The proximity (in the Western sense) of Sun Tunnels to Smithson’s Spiral Jetty, 1970, means that they are often seen together and complement each other, as did their makers. When I went with Nancy to see both pieces, we began the tour at the Center for Land Use Interpretation’s Wendover, Utah, complex. These three sites exemplify early Land art and its offspring, from romantic colonialism to laid-back photographic documentation of more ominous everyday land use. Holt’s work was often place-specific rather than merely site-specific. Pipeline, 1986, in Alaska, was a rare political comment, while Spinwinder, 1991, in Dartmouth, Massachusetts, incorporated local, family, and industrial history. There are few bodies of public art that are simultaneously so cohesive and so varied.

In 1995, Holt moved to the tiny village of Galisteo, New Mexico, where I had recently settled. With two other aging New Yorkers (artists Harmony Hammond and May Stevens), we called ourselves the Galisteo Gals. Nancy and I had a fine old time exploring our new community and state. I especially remember a local guru claiming that our whole basin was underlaid by crystals, watching thousands of sandhill cranes rise into the sky before dawn at the Bosque del Apache, and hanging out with Phil Glass at the opening of the Dwan Light Sanctuary in nearby Montezuma. We rarely talked art, but, like siblings, we recognized subtle parallels in our past lives. We had, in a sense, come up together. I frequently wrote about Holt’s work; as often as my own direction changed and changed again, cross-references to her art kept surfacing. For HALUMINA (HArmony LUcy MIchelle NAncy)—our occasional “hiking club”—our friend Michelle Goodman made a photocollage that Nancy tweaked into infinity.

Nancy had a quiet, offbeat sense of humor. She was a periodically sociable recluse and an unflappable perfectionist, having faced tragedy and adversity since childhood with remarkable calm. Involved for many years with Vipassana Buddhism, she taught meditation at a Santa Fe sangha to which she remained attached, although she insisted to some close friends (myself included) that she was “not a Buddhist.” Nevertheless, Nancy’s beloved and loquacious cat was named Karuna (compassion). She was found on the side of the road as a kitten in 2000 by writer Rebecca Solnit, who recalls her emergence from the “windy, fragrant, supercharged, golden-light-saturated aftermath of a thunderstorm” on the anniversary of Smithson’s death.

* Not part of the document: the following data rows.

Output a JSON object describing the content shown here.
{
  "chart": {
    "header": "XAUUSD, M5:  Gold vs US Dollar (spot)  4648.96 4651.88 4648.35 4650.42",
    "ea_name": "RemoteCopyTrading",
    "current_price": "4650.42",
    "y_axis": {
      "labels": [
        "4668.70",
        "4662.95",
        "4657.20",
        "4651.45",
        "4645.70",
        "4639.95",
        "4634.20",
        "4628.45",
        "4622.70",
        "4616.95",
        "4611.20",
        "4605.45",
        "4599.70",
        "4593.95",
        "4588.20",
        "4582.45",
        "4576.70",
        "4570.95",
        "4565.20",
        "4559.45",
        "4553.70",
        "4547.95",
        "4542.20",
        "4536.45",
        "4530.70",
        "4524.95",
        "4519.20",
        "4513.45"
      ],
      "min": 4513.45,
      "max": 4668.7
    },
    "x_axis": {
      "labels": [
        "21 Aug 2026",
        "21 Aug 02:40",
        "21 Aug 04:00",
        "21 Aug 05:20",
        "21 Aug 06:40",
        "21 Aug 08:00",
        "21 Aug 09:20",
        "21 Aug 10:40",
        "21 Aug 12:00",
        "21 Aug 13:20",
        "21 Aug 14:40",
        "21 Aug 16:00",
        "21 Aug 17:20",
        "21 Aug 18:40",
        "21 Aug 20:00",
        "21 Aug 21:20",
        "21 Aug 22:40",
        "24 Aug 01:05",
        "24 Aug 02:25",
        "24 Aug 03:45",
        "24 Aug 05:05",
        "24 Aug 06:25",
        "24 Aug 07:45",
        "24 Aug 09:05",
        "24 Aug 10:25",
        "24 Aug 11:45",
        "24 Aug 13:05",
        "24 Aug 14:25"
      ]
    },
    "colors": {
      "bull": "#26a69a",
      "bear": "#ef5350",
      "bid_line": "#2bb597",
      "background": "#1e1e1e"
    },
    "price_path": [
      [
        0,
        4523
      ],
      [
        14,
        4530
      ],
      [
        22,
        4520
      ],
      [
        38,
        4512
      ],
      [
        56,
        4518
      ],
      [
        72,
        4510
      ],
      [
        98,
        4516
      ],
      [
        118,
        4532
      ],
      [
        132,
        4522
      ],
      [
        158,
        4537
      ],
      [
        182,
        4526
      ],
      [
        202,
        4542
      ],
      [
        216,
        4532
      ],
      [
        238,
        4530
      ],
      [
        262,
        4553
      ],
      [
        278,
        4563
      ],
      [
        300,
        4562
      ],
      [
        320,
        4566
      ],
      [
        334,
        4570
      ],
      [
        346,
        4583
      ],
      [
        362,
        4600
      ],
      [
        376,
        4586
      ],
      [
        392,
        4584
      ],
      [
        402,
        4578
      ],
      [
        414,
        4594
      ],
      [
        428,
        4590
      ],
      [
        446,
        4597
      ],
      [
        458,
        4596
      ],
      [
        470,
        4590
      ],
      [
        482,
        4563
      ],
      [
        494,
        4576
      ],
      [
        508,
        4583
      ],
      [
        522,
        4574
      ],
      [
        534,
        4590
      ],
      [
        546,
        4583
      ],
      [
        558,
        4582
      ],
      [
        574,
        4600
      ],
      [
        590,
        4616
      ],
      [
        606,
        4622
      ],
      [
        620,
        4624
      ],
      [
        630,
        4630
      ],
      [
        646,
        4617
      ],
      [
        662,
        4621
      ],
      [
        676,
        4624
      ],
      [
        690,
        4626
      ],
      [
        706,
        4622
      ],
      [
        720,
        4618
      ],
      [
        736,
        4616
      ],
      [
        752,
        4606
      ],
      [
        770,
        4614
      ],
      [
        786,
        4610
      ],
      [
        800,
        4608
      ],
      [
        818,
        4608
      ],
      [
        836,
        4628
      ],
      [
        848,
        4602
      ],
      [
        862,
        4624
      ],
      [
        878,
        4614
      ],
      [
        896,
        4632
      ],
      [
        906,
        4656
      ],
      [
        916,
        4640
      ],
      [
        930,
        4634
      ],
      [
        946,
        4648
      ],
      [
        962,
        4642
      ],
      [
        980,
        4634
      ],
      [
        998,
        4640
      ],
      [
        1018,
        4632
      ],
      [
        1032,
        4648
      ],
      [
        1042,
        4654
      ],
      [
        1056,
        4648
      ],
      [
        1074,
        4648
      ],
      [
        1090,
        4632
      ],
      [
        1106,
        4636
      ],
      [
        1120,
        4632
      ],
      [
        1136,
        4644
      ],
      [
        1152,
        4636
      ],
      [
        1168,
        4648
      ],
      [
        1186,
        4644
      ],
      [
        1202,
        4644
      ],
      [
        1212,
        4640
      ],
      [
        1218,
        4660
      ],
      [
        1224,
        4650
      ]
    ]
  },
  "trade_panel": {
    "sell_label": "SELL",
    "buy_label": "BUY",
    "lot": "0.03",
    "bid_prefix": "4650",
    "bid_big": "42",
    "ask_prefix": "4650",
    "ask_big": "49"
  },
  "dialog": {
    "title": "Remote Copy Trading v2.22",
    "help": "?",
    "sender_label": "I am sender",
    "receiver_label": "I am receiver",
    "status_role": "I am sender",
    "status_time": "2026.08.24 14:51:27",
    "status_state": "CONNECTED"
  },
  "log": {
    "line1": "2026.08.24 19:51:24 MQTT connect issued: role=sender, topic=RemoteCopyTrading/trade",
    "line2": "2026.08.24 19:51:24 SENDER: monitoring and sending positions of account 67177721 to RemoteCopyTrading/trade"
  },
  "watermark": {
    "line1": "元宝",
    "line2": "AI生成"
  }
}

Holt was fascinated by synchronicity, but her death was untimely.

Lucy R. Lippard is a cultural critic based in Galisteo, NM, and the author of twenty-three books on contemporary art.